The maintenance and logistics needs reportedly make the US armor a dubious asset for Kiev
FILE PHOTO. © Global Look Press / dpa / Nicolas Armer
The M1 Abrams tanks that Washington recently promised to Ukraine might end up being a liability rather than a boost to Kiev’s war effort, the Financial Times reported on Sunday.

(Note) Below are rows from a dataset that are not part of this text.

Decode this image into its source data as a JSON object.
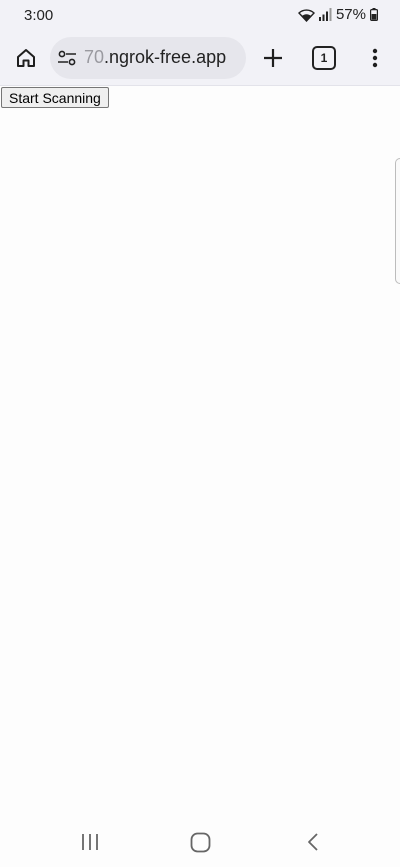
{
  "status_bar": {
    "time": "3:00",
    "battery": "57%",
    "icons": [
      "wifi-icon",
      "signal-icon",
      "battery-icon"
    ]
  },
  "toolbar": {
    "url_faded": "70",
    "url_main": ".ngrok-free.app",
    "tab_count": "1",
    "icons": [
      "home-icon",
      "site-settings-icon",
      "plus-icon",
      "tabs-icon",
      "more-vert-icon"
    ]
  },
  "page": {
    "scan_button_label": "Start Scanning"
  },
  "nav_bar": {
    "icons": [
      "recents-icon",
      "home-circle-icon",
      "back-chevron-icon"
    ]
  },
  "colors": {
    "chrome_bg": "#f2f2f7",
    "url_pill_bg": "#e6e6ec",
    "page_bg": "#fdfdfd",
    "button_bg": "#efefef",
    "button_border": "#767676"
  }
}
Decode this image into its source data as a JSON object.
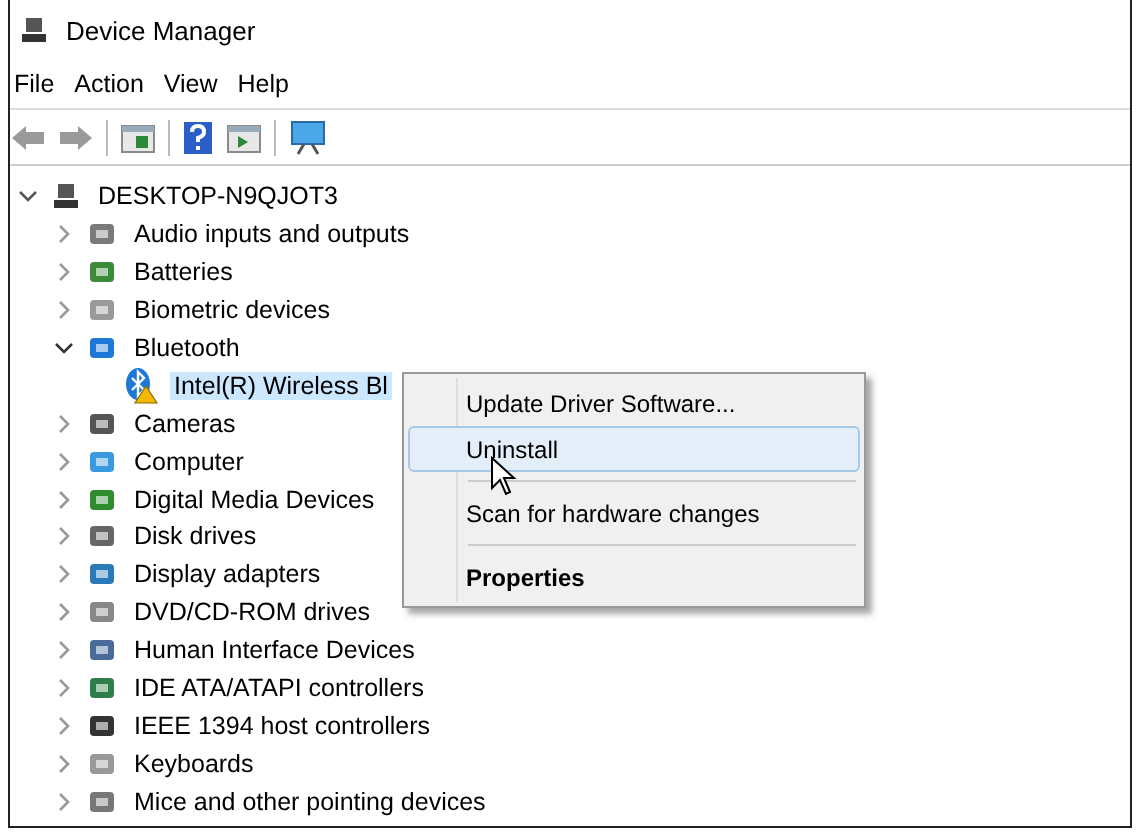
{
  "window": {
    "title": "Device Manager"
  },
  "menu_bar": [
    "File",
    "Action",
    "View",
    "Help"
  ],
  "tree": {
    "label": "DESKTOP-N9QJOT3",
    "expanded": true,
    "children": [
      {
        "label": "Audio inputs and outputs",
        "expanded": false
      },
      {
        "label": "Batteries",
        "expanded": false
      },
      {
        "label": "Biometric devices",
        "expanded": false
      },
      {
        "label": "Bluetooth",
        "expanded": true,
        "children": [
          {
            "label": "Intel(R) Wireless Bl",
            "selected": true,
            "warning": true
          }
        ]
      },
      {
        "label": "Cameras",
        "expanded": false
      },
      {
        "label": "Computer",
        "expanded": false
      },
      {
        "label": "Digital Media Devices",
        "expanded": false
      },
      {
        "label": "Disk drives",
        "expanded": false
      },
      {
        "label": "Display adapters",
        "expanded": false
      },
      {
        "label": "DVD/CD-ROM drives",
        "expanded": false
      },
      {
        "label": "Human Interface Devices",
        "expanded": false
      },
      {
        "label": "IDE ATA/ATAPI controllers",
        "expanded": false
      },
      {
        "label": "IEEE 1394 host controllers",
        "expanded": false
      },
      {
        "label": "Keyboards",
        "expanded": false
      },
      {
        "label": "Mice and other pointing devices",
        "expanded": false
      }
    ]
  },
  "context_menu": [
    {
      "kind": "item",
      "label": "Update Driver Software...",
      "selected": false
    },
    {
      "kind": "item",
      "label": "Uninstall",
      "selected": true
    },
    {
      "kind": "separator"
    },
    {
      "kind": "item",
      "label": "Scan for hardware changes",
      "selected": false
    },
    {
      "kind": "separator"
    },
    {
      "kind": "default",
      "label": "Properties",
      "selected": false
    }
  ]
}
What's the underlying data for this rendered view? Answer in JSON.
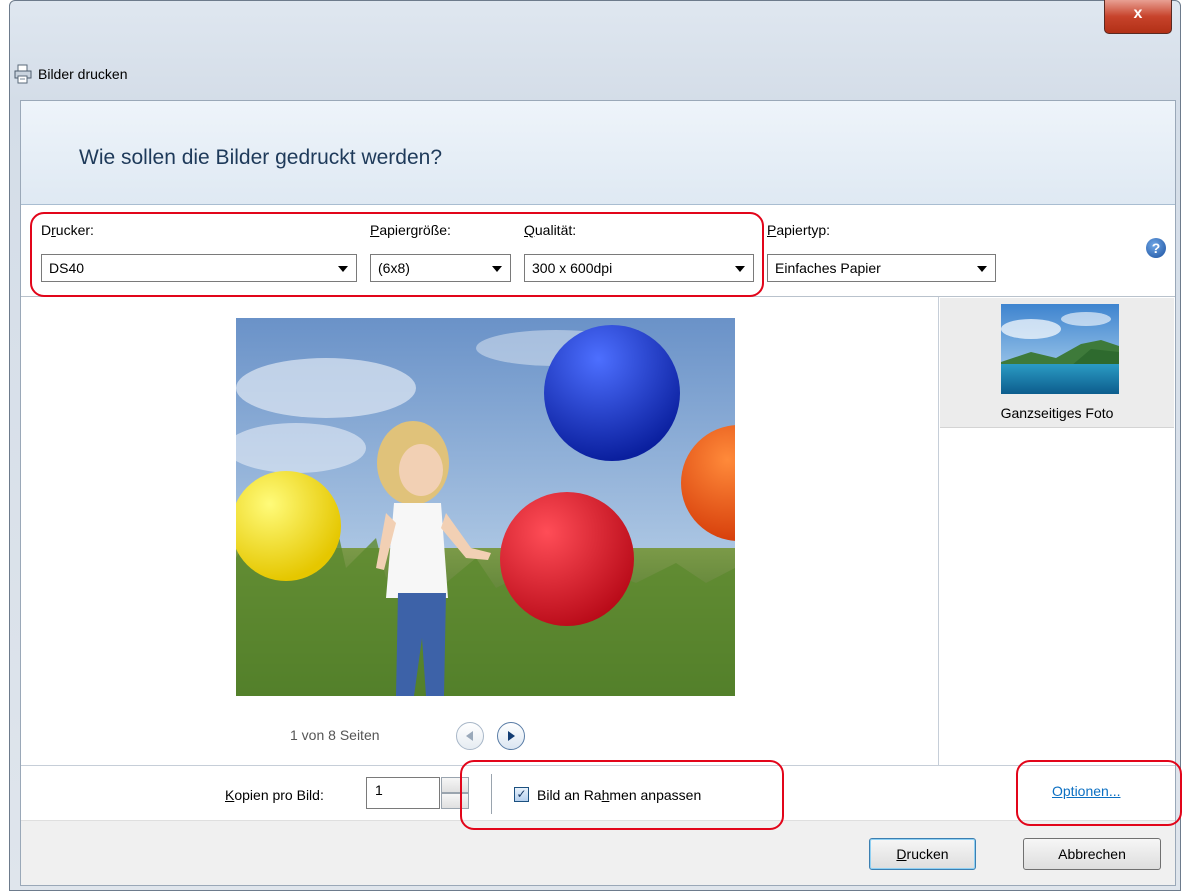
{
  "window": {
    "title": "Bilder drucken",
    "close_glyph": "x"
  },
  "header": {
    "heading": "Wie sollen die Bilder gedruckt werden?"
  },
  "settings": {
    "printer": {
      "label_ul": "r",
      "label_pre": "D",
      "label_post": "ucker:",
      "value": "DS40"
    },
    "paper_size": {
      "label_ul": "P",
      "label_post": "apiergröße:",
      "value": "(6x8)"
    },
    "quality": {
      "label_ul": "Q",
      "label_post": "ualität:",
      "value": "300 x 600dpi"
    },
    "paper_type": {
      "label_ul": "P",
      "label_post": "apiertyp:",
      "value": "Einfaches Papier"
    },
    "help_glyph": "?"
  },
  "preview": {
    "page_info": "1 von 8 Seiten"
  },
  "layouts": {
    "items": [
      {
        "label": "Ganzseitiges Foto"
      }
    ]
  },
  "bottom": {
    "copies_label_ul": "K",
    "copies_label_post": "opien pro Bild:",
    "copies_value": "1",
    "fit_checked": true,
    "fit_label_pre": "Bild an Ra",
    "fit_label_ul": "h",
    "fit_label_post": "men anpassen",
    "options_link": "Optionen..."
  },
  "footer": {
    "print_ul": "D",
    "print_post": "rucken",
    "cancel": "Abbrechen"
  },
  "colors": {
    "highlight_red": "#e2051a",
    "heading_blue": "#1e3a5a",
    "link_blue": "#0b6fc2"
  }
}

Such a view is explained by the armor’s overcomplicated logistics and maintenance needs.
The 70-tonne tank has a gas turbine engine, which allows it greater acceleration than a diesel engine but requires meticulous maintenance and consumes larger amounts of fuel, the FT explained.
The paper cited former US Army platoon commander John Nagl, who said his soldiers “spent a whole lot of time literally banging our air filters” during the 1991 Gulf War and the 2003 US invasion of Iraq amid “big concerns” about the tank engine “ingesting sand and not working.”
Maintaining the combat readiness of the Abrams tanks would require “completely different types of machinery” relative to other Western-designed tanks promised to Kiev, as well as crews trained for special gadgets, the FT highlighted. The mechanics crews for the tanks would also take longer to train, the paper reported.
The tanks will need a steady supply of spare parts and have their “500-gallon tank refilled every day” with jet fuel given that it cannot run on diesel, it added.
The M1 Abrams “is a terrific tank, but it is an American tank and the American way of war demands all the logistics in the world,” Nagl told FT. The paper then noted that the logistics and supply network for the Abrams tanks would remain in the US.
The logistical shortcomings might eventually turn the Abrams into something of a liability for Ukrainian troops as they could easily fall prey to Russian attacks, Josh Kirshner, a managing director at Beacon Global Strategies, a strategic advisory firm, warned.
Kiev’s forces “don’t want the Cadillac of defense items, they just need ‘good enough’ gear,” he argued.
Back in December 2022, the Pentagon also argued that M1 Abrams tanks were just too difficult to operate as it refused to supply them to Ukraine at that time. Washington then changed its stance in January, promising 31 Abrams tanks to Kiev. Yet, the hardware is expected to arrive in Ukraine no sooner than in several months.
Russia has repeatedly warned the West against supporting Kiev with weapons, arguing that doing so will only prolong the conflict. Commenting on the deliveries of modern tanks to Ukraine, Kremlin spokesman Dmitry Peskov noted that they will “burn like the rest” of the Western weapons.